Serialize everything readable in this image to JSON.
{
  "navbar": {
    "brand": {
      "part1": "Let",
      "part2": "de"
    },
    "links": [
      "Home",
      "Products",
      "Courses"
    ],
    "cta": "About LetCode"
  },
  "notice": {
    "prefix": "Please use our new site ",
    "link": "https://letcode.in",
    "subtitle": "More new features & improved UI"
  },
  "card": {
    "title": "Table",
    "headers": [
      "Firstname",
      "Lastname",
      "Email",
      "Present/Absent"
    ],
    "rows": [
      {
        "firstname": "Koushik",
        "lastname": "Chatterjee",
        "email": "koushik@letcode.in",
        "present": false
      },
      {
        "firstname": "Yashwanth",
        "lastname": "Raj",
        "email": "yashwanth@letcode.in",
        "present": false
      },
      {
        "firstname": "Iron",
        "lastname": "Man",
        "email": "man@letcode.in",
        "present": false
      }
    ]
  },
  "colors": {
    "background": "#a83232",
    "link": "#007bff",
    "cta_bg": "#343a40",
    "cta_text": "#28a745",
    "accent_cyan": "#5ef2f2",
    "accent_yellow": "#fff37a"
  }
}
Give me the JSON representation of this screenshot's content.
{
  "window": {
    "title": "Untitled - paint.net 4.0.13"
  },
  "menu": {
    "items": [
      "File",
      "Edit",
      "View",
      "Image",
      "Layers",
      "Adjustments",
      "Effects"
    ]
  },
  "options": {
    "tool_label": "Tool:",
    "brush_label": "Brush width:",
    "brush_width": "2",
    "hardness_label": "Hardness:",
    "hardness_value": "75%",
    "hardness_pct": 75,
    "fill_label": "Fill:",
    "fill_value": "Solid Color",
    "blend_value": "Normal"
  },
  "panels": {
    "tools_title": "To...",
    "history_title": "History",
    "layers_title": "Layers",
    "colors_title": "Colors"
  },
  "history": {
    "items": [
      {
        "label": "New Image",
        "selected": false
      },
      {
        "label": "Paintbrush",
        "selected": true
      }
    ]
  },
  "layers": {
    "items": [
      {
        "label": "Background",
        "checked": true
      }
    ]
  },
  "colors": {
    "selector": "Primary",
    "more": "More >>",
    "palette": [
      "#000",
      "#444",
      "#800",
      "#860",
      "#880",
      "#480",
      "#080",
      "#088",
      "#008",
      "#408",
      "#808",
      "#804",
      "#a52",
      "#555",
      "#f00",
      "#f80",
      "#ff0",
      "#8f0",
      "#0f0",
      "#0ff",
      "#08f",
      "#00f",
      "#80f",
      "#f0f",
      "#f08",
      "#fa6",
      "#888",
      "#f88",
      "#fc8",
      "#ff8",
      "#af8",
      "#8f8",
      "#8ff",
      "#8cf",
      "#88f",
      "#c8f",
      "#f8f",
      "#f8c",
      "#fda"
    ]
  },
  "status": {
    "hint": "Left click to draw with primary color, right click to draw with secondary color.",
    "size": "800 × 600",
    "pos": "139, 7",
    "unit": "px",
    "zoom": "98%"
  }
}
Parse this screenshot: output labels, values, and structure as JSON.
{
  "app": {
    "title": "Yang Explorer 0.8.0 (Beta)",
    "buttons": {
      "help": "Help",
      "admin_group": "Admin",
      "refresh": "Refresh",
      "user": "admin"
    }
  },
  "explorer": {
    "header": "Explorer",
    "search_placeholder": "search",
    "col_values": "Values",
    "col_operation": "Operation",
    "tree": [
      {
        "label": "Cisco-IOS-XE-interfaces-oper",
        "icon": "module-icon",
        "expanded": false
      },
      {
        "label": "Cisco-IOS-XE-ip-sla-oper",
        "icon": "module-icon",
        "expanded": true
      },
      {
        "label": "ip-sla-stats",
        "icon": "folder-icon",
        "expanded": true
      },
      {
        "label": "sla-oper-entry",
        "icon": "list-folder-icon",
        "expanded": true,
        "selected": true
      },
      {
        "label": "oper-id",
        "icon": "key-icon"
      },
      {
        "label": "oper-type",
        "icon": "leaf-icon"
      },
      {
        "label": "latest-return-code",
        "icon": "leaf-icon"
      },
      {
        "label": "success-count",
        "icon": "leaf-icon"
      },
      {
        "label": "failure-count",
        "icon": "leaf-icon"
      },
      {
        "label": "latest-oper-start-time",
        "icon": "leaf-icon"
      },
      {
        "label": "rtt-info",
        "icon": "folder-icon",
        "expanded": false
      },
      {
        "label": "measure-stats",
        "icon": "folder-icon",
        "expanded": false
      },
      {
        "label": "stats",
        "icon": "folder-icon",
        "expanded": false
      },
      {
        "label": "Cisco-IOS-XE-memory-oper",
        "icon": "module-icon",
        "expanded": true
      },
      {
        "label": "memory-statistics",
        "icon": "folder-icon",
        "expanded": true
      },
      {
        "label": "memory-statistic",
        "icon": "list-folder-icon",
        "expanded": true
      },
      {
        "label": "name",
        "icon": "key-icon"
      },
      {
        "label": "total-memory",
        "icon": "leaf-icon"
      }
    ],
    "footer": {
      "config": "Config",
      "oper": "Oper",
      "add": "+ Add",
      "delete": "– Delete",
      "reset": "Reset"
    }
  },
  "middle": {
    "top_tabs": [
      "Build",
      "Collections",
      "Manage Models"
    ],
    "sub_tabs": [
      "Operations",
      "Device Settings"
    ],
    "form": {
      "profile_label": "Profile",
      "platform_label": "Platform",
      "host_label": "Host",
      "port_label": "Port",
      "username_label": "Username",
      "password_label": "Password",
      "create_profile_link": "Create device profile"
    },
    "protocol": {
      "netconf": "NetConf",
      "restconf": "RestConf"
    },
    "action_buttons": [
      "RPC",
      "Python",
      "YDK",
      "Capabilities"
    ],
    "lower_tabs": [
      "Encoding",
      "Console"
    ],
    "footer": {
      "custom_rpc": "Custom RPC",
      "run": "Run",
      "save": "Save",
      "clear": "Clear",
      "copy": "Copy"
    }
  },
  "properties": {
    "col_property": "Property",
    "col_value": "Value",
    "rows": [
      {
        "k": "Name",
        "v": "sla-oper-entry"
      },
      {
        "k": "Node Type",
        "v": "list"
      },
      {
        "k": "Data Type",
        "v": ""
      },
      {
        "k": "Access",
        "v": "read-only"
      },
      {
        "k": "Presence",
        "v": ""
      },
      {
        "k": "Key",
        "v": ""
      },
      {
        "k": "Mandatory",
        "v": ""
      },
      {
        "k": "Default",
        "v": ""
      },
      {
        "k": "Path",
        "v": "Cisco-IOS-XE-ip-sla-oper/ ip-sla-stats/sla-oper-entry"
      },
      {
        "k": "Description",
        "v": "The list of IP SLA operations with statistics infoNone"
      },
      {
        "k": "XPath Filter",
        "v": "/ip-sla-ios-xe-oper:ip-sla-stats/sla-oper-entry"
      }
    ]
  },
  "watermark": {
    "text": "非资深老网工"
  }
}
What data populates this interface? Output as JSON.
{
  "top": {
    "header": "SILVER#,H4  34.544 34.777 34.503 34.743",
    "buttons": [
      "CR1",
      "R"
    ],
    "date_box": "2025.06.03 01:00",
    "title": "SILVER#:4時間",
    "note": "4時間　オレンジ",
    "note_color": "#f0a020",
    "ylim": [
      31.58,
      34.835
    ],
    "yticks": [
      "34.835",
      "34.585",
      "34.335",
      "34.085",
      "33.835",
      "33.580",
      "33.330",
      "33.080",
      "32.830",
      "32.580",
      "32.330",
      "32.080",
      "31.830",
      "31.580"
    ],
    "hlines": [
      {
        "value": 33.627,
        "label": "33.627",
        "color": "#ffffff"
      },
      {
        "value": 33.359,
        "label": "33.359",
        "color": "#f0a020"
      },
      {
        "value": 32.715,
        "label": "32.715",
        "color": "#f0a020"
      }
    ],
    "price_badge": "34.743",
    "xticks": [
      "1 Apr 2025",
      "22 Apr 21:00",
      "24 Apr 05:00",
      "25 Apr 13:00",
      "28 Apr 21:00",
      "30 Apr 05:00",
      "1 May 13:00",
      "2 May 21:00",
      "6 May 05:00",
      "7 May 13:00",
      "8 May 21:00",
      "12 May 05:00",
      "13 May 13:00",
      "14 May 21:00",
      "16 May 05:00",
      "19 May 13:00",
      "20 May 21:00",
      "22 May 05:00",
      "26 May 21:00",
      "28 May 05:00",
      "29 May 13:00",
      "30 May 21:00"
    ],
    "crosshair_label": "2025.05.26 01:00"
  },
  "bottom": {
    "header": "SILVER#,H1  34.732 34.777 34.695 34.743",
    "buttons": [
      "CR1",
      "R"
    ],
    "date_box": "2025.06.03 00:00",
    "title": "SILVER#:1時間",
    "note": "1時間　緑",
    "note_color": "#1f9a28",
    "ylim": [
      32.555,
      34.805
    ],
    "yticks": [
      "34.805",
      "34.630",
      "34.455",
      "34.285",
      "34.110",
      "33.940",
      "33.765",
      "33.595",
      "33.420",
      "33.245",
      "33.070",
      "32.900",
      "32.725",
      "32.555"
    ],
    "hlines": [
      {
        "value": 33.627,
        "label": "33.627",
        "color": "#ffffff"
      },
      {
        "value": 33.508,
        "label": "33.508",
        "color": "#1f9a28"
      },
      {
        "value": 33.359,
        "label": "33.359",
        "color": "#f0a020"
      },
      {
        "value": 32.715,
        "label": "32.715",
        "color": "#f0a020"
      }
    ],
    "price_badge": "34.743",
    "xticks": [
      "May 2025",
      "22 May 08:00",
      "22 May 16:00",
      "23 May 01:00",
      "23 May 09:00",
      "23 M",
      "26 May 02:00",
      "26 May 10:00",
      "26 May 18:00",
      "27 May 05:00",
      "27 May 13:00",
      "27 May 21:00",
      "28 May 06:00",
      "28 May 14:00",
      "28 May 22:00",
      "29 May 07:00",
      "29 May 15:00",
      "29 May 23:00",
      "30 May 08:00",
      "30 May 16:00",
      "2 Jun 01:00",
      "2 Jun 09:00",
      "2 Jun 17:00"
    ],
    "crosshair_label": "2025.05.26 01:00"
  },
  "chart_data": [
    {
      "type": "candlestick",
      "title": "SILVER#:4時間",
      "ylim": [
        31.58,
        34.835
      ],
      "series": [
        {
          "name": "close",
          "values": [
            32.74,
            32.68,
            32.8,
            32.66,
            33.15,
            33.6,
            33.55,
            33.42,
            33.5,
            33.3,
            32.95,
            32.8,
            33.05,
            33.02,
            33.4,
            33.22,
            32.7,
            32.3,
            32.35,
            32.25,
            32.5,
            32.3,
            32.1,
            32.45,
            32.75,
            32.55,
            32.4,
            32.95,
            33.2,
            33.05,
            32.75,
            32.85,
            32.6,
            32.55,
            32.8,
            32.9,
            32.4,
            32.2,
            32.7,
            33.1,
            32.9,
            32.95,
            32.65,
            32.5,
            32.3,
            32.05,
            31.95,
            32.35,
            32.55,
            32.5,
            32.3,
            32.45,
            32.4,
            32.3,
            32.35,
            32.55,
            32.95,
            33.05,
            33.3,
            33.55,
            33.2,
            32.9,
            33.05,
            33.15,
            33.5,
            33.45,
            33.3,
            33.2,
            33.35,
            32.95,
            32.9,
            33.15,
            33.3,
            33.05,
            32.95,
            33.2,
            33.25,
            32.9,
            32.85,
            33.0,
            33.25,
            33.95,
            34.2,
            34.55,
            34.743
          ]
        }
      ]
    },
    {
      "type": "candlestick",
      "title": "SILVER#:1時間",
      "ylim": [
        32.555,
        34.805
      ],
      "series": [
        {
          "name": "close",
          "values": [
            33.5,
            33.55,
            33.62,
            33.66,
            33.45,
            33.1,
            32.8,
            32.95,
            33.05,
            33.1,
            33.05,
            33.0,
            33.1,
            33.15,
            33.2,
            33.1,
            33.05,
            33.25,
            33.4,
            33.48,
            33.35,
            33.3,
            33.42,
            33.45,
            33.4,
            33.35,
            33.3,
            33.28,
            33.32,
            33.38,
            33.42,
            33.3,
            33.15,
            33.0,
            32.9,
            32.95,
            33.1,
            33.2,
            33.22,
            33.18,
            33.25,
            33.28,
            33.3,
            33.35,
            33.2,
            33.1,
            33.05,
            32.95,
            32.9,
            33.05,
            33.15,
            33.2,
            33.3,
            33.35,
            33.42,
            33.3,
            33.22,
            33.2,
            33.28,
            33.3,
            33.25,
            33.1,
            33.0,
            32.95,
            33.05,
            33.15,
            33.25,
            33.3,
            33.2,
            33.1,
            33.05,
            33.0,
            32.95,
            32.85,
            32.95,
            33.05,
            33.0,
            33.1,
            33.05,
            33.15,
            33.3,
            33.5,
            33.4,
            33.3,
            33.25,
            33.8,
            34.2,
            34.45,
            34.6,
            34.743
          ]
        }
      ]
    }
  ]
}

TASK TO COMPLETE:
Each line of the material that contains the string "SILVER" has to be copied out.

SOLVED EXERCISE:
    "header": "SILVER#,H4  34.544 34.777 34.503 34.743",
    "title": "SILVER#:4時間",
    "header": "SILVER#,H1  34.732 34.777 34.695 34.743",
    "title": "SILVER#:1時間",
      "title": "SILVER#:4時間",
      "title": "SILVER#:1時間",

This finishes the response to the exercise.